_Action item_
In your copy, repeat the records exactly and leave out the pictures.

[Data extracted from a collection]
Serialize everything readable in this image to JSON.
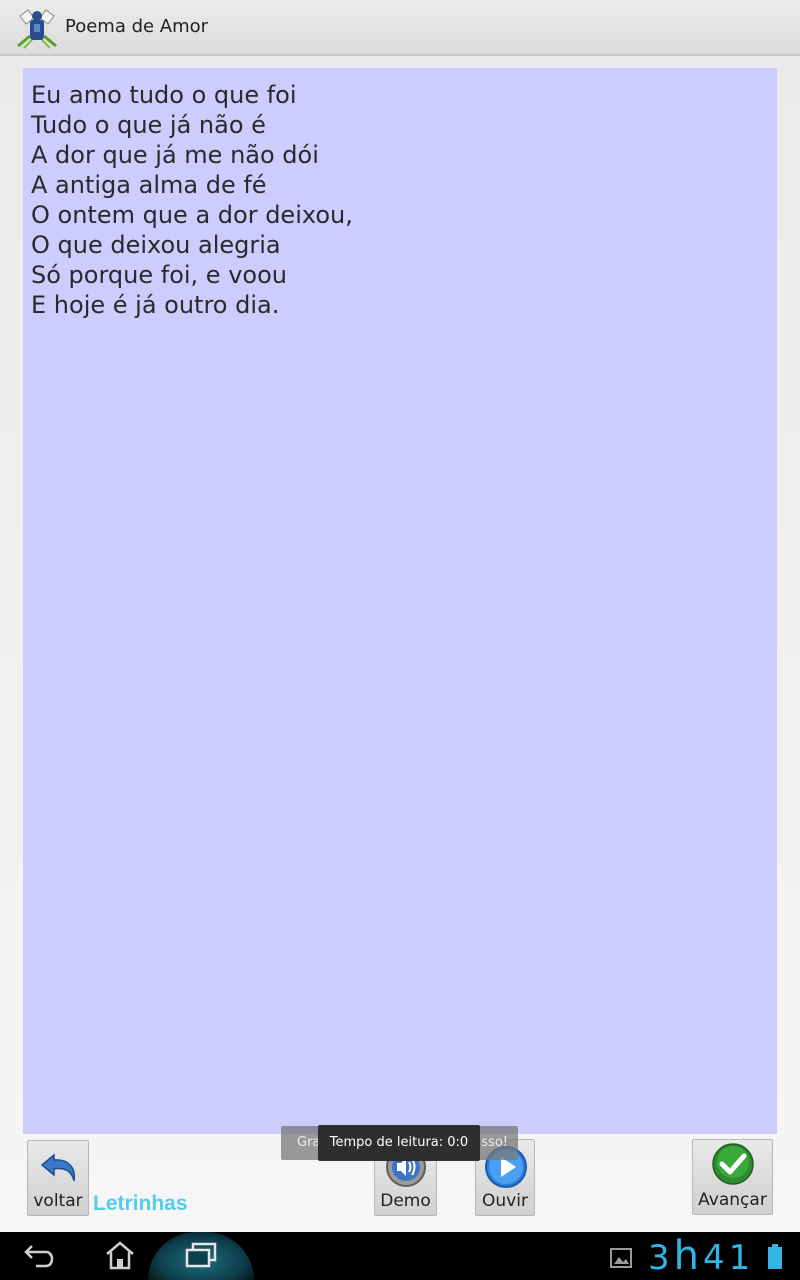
{
  "app": {
    "title": "Poema de Amor",
    "icon": "app-logo-icon"
  },
  "poem": {
    "lines": [
      "Eu amo tudo o que foi",
      "Tudo o que já não é",
      "A dor que já me não dói",
      "A antiga alma de fé",
      "O ontem que a dor deixou,",
      "O que deixou alegria",
      "Só porque foi, e voou",
      "E hoje é já outro dia."
    ],
    "background": "#ccccfe"
  },
  "toolbar": {
    "back_label": "voltar",
    "brand_label": "Letrinhas",
    "demo_label": "Demo",
    "listen_label": "Ouvir",
    "next_label": "Avançar"
  },
  "toasts": {
    "back_left": "Gra",
    "back_right": "sso!",
    "front": "Tempo de leitura: 0:0"
  },
  "statusbar": {
    "clock_hour": "3",
    "clock_sep": "h",
    "clock_min": "41"
  },
  "colors": {
    "accent": "#32b5e5",
    "brand": "#55ccee"
  }
}
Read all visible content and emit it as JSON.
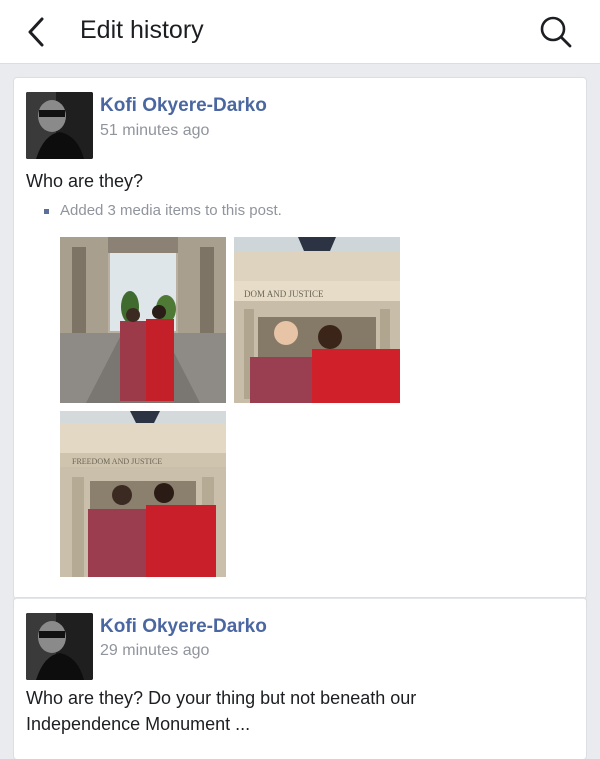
{
  "header": {
    "title": "Edit history",
    "back_icon": "chevron-left-icon",
    "search_icon": "search-icon"
  },
  "revisions": [
    {
      "author": "Kofi Okyere-Darko",
      "time": "51 minutes ago",
      "text": "Who are they?",
      "edit_note": "Added 3 media items to this post.",
      "media_count": 3
    },
    {
      "author": "Kofi Okyere-Darko",
      "time": "29 minutes ago",
      "text": "Who are they? Do your thing but not beneath our Independence Monument ..."
    }
  ],
  "colors": {
    "author_link": "#4b67a1",
    "muted": "#90949c",
    "background": "#e9ebee"
  }
}
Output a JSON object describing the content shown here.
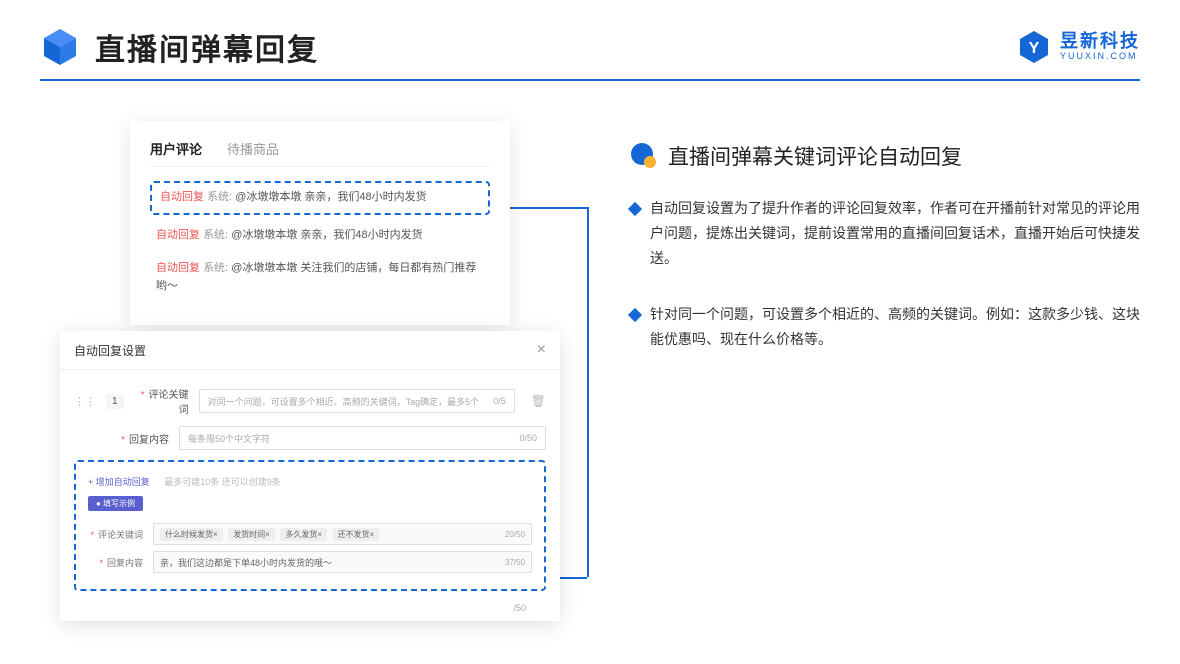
{
  "header": {
    "title": "直播间弹幕回复",
    "brand_cn": "昱新科技",
    "brand_en": "YUUXIN.COM"
  },
  "comment_panel": {
    "tabs": [
      "用户评论",
      "待播商品"
    ],
    "active_tab": 0,
    "items": [
      {
        "tag": "自动回复",
        "system": "系统:",
        "text": "@冰墩墩本墩 亲亲，我们48小时内发货",
        "highlight": true
      },
      {
        "tag": "自动回复",
        "system": "系统:",
        "text": "@冰墩墩本墩 亲亲，我们48小时内发货",
        "highlight": false
      },
      {
        "tag": "自动回复",
        "system": "系统:",
        "text": "@冰墩墩本墩 关注我们的店铺，每日都有热门推荐哟～",
        "highlight": false
      }
    ]
  },
  "settings_panel": {
    "title": "自动回复设置",
    "index": "1",
    "form": {
      "keyword_label": "评论关键词",
      "keyword_placeholder": "对同一个问题，可设置多个相近、高频的关键词，Tag确定，最多5个",
      "keyword_counter": "0/5",
      "content_label": "回复内容",
      "content_placeholder": "每条限50个中文字符",
      "content_counter": "0/50"
    },
    "add_link": "+ 增加自动回复",
    "add_hint": "最多可建10条 还可以创建9条",
    "example_tag": "● 填写示例",
    "example": {
      "keyword_label": "评论关键词",
      "keyword_tags": [
        "什么时候发货×",
        "发货时间×",
        "多久发货×",
        "还不发货×"
      ],
      "keyword_counter": "20/50",
      "content_label": "回复内容",
      "content_text": "亲，我们这边都是下单48小时内发货的哦～",
      "content_counter": "37/50"
    },
    "trailing_counter": "/50"
  },
  "right": {
    "section_title": "直播间弹幕关键词评论自动回复",
    "bullets": [
      "自动回复设置为了提升作者的评论回复效率，作者可在开播前针对常见的评论用户问题，提炼出关键词，提前设置常用的直播间回复话术，直播开始后可快捷发送。",
      "针对同一个问题，可设置多个相近的、高频的关键词。例如：这款多少钱、这块能优惠吗、现在什么价格等。"
    ]
  }
}
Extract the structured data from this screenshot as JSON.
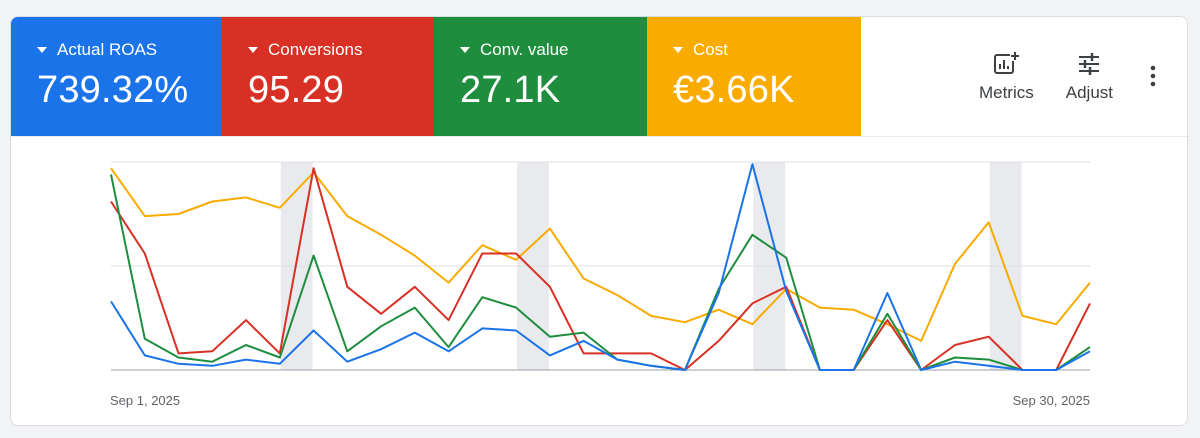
{
  "metrics": [
    {
      "label": "Actual ROAS",
      "value": "739.32%",
      "color": "#1a73e8"
    },
    {
      "label": "Conversions",
      "value": "95.29",
      "color": "#d93025"
    },
    {
      "label": "Conv. value",
      "value": "27.1K",
      "color": "#1e8e3e"
    },
    {
      "label": "Cost",
      "value": "€3.66K",
      "color": "#f9ab00"
    }
  ],
  "toolbar": {
    "metrics_label": "Metrics",
    "adjust_label": "Adjust",
    "more_icon": "more-vert-icon"
  },
  "chart_data": {
    "type": "line",
    "x_start_label": "Sep 1, 2025",
    "x_end_label": "Sep 30, 2025",
    "x": [
      "Sep 1, 2025",
      "Sep 2, 2025",
      "Sep 3, 2025",
      "Sep 4, 2025",
      "Sep 5, 2025",
      "Sep 6, 2025",
      "Sep 7, 2025",
      "Sep 8, 2025",
      "Sep 9, 2025",
      "Sep 10, 2025",
      "Sep 11, 2025",
      "Sep 12, 2025",
      "Sep 13, 2025",
      "Sep 14, 2025",
      "Sep 15, 2025",
      "Sep 16, 2025",
      "Sep 17, 2025",
      "Sep 18, 2025",
      "Sep 19, 2025",
      "Sep 20, 2025",
      "Sep 21, 2025",
      "Sep 22, 2025",
      "Sep 23, 2025",
      "Sep 24, 2025",
      "Sep 25, 2025",
      "Sep 26, 2025",
      "Sep 27, 2025",
      "Sep 28, 2025",
      "Sep 29, 2025",
      "Sep 30, 2025"
    ],
    "shaded_bands": [
      [
        "Sep 6, 2025",
        "Sep 7, 2025"
      ],
      [
        "Sep 13, 2025",
        "Sep 14, 2025"
      ],
      [
        "Sep 20, 2025",
        "Sep 21, 2025"
      ],
      [
        "Sep 27, 2025",
        "Sep 28, 2025"
      ]
    ],
    "gridlines": 3,
    "series": [
      {
        "name": "Actual ROAS",
        "color": "#1a73e8",
        "values": [
          33,
          7,
          3,
          2,
          5,
          3,
          19,
          4,
          10,
          18,
          9,
          20,
          19,
          7,
          14,
          5,
          2,
          0,
          37,
          99,
          38,
          0,
          0,
          37,
          0,
          4,
          2,
          0,
          0,
          9
        ]
      },
      {
        "name": "Conversions",
        "color": "#d93025",
        "values": [
          81,
          56,
          8,
          9,
          24,
          8,
          97,
          40,
          27,
          40,
          24,
          56,
          56,
          40,
          8,
          8,
          8,
          0,
          14,
          32,
          40,
          0,
          0,
          24,
          0,
          12,
          16,
          0,
          0,
          32
        ]
      },
      {
        "name": "Conv. value",
        "color": "#1e8e3e",
        "values": [
          94,
          15,
          6,
          4,
          12,
          6,
          55,
          9,
          21,
          30,
          11,
          35,
          30,
          16,
          18,
          5,
          2,
          0,
          39,
          65,
          54,
          0,
          0,
          27,
          0,
          6,
          5,
          0,
          0,
          11
        ]
      },
      {
        "name": "Cost",
        "color": "#f9ab00",
        "values": [
          97,
          74,
          75,
          81,
          83,
          78,
          95,
          74,
          65,
          55,
          42,
          60,
          53,
          68,
          44,
          36,
          26,
          23,
          29,
          22,
          39,
          30,
          29,
          22,
          14,
          51,
          71,
          26,
          22,
          42
        ]
      }
    ]
  }
}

_Task response_
Serialize everything readable in this image to JSON.
{
  "app": {
    "title": "Poema de Amor",
    "icon": "app-logo-icon"
  },
  "poem": {
    "lines": [
      "Eu amo tudo o que foi",
      "Tudo o que já não é",
      "A dor que já me não dói",
      "A antiga alma de fé",
      "O ontem que a dor deixou,",
      "O que deixou alegria",
      "Só porque foi, e voou",
      "E hoje é já outro dia."
    ],
    "background": "#ccccfe"
  },
  "toolbar": {
    "back_label": "voltar",
    "brand_label": "Letrinhas",
    "demo_label": "Demo",
    "listen_label": "Ouvir",
    "next_label": "Avançar"
  },
  "toasts": {
    "back_left": "Gra",
    "back_right": "sso!",
    "front": "Tempo de leitura: 0:0"
  },
  "statusbar": {
    "clock_hour": "3",
    "clock_sep": "h",
    "clock_min": "41"
  },
  "colors": {
    "accent": "#32b5e5",
    "brand": "#55ccee"
  }
}
Read all visible content and emit it as JSON.
{
  "header": {
    "title": "Edit history",
    "back_icon": "chevron-left-icon",
    "search_icon": "search-icon"
  },
  "revisions": [
    {
      "author": "Kofi Okyere-Darko",
      "time": "51 minutes ago",
      "text": "Who are they?",
      "edit_note": "Added 3 media items to this post.",
      "media_count": 3
    },
    {
      "author": "Kofi Okyere-Darko",
      "time": "29 minutes ago",
      "text": "Who are they? Do your thing but not beneath our Independence Monument ..."
    }
  ],
  "colors": {
    "author_link": "#4b67a1",
    "muted": "#90949c",
    "background": "#e9ebee"
  }
}
Output a JSON object describing the content shown here.
{
  "header": {
    "title": "直播间弹幕回复",
    "brand_cn": "昱新科技",
    "brand_en": "YUUXIN.COM"
  },
  "comment_panel": {
    "tabs": [
      "用户评论",
      "待播商品"
    ],
    "active_tab": 0,
    "items": [
      {
        "tag": "自动回复",
        "system": "系统:",
        "text": "@冰墩墩本墩 亲亲，我们48小时内发货",
        "highlight": true
      },
      {
        "tag": "自动回复",
        "system": "系统:",
        "text": "@冰墩墩本墩 亲亲，我们48小时内发货",
        "highlight": false
      },
      {
        "tag": "自动回复",
        "system": "系统:",
        "text": "@冰墩墩本墩 关注我们的店铺，每日都有热门推荐哟～",
        "highlight": false
      }
    ]
  },
  "settings_panel": {
    "title": "自动回复设置",
    "index": "1",
    "form": {
      "keyword_label": "评论关键词",
      "keyword_placeholder": "对同一个问题，可设置多个相近、高频的关键词，Tag确定，最多5个",
      "keyword_counter": "0/5",
      "content_label": "回复内容",
      "content_placeholder": "每条限50个中文字符",
      "content_counter": "0/50"
    },
    "add_link": "+ 增加自动回复",
    "add_hint": "最多可建10条 还可以创建9条",
    "example_tag": "● 填写示例",
    "example": {
      "keyword_label": "评论关键词",
      "keyword_tags": [
        "什么时候发货×",
        "发货时间×",
        "多久发货×",
        "还不发货×"
      ],
      "keyword_counter": "20/50",
      "content_label": "回复内容",
      "content_text": "亲，我们这边都是下单48小时内发货的哦～",
      "content_counter": "37/50"
    },
    "trailing_counter": "/50"
  },
  "right": {
    "section_title": "直播间弹幕关键词评论自动回复",
    "bullets": [
      "自动回复设置为了提升作者的评论回复效率，作者可在开播前针对常见的评论用户问题，提炼出关键词，提前设置常用的直播间回复话术，直播开始后可快捷发送。",
      "针对同一个问题，可设置多个相近的、高频的关键词。例如：这款多少钱、这块能优惠吗、现在什么价格等。"
    ]
  }
}
Extract the structured data from this screenshot as JSON.
{
  "metrics": [
    {
      "label": "Actual ROAS",
      "value": "739.32%",
      "color": "#1a73e8"
    },
    {
      "label": "Conversions",
      "value": "95.29",
      "color": "#d93025"
    },
    {
      "label": "Conv. value",
      "value": "27.1K",
      "color": "#1e8e3e"
    },
    {
      "label": "Cost",
      "value": "€3.66K",
      "color": "#f9ab00"
    }
  ],
  "toolbar": {
    "metrics_label": "Metrics",
    "adjust_label": "Adjust",
    "more_icon": "more-vert-icon"
  },
  "chart_data": {
    "type": "line",
    "x_start_label": "Sep 1, 2025",
    "x_end_label": "Sep 30, 2025",
    "x": [
      "Sep 1, 2025",
      "Sep 2, 2025",
      "Sep 3, 2025",
      "Sep 4, 2025",
      "Sep 5, 2025",
      "Sep 6, 2025",
      "Sep 7, 2025",
      "Sep 8, 2025",
      "Sep 9, 2025",
      "Sep 10, 2025",
      "Sep 11, 2025",
      "Sep 12, 2025",
      "Sep 13, 2025",
      "Sep 14, 2025",
      "Sep 15, 2025",
      "Sep 16, 2025",
      "Sep 17, 2025",
      "Sep 18, 2025",
      "Sep 19, 2025",
      "Sep 20, 2025",
      "Sep 21, 2025",
      "Sep 22, 2025",
      "Sep 23, 2025",
      "Sep 24, 2025",
      "Sep 25, 2025",
      "Sep 26, 2025",
      "Sep 27, 2025",
      "Sep 28, 2025",
      "Sep 29, 2025",
      "Sep 30, 2025"
    ],
    "shaded_bands": [
      [
        "Sep 6, 2025",
        "Sep 7, 2025"
      ],
      [
        "Sep 13, 2025",
        "Sep 14, 2025"
      ],
      [
        "Sep 20, 2025",
        "Sep 21, 2025"
      ],
      [
        "Sep 27, 2025",
        "Sep 28, 2025"
      ]
    ],
    "gridlines": 3,
    "series": [
      {
        "name": "Actual ROAS",
        "color": "#1a73e8",
        "values": [
          33,
          7,
          3,
          2,
          5,
          3,
          19,
          4,
          10,
          18,
          9,
          20,
          19,
          7,
          14,
          5,
          2,
          0,
          37,
          99,
          38,
          0,
          0,
          37,
          0,
          4,
          2,
          0,
          0,
          9
        ]
      },
      {
        "name": "Conversions",
        "color": "#d93025",
        "values": [
          81,
          56,
          8,
          9,
          24,
          8,
          97,
          40,
          27,
          40,
          24,
          56,
          56,
          40,
          8,
          8,
          8,
          0,
          14,
          32,
          40,
          0,
          0,
          24,
          0,
          12,
          16,
          0,
          0,
          32
        ]
      },
      {
        "name": "Conv. value",
        "color": "#1e8e3e",
        "values": [
          94,
          15,
          6,
          4,
          12,
          6,
          55,
          9,
          21,
          30,
          11,
          35,
          30,
          16,
          18,
          5,
          2,
          0,
          39,
          65,
          54,
          0,
          0,
          27,
          0,
          6,
          5,
          0,
          0,
          11
        ]
      },
      {
        "name": "Cost",
        "color": "#f9ab00",
        "values": [
          97,
          74,
          75,
          81,
          83,
          78,
          95,
          74,
          65,
          55,
          42,
          60,
          53,
          68,
          44,
          36,
          26,
          23,
          29,
          22,
          39,
          30,
          29,
          22,
          14,
          51,
          71,
          26,
          22,
          42
        ]
      }
    ]
  }
}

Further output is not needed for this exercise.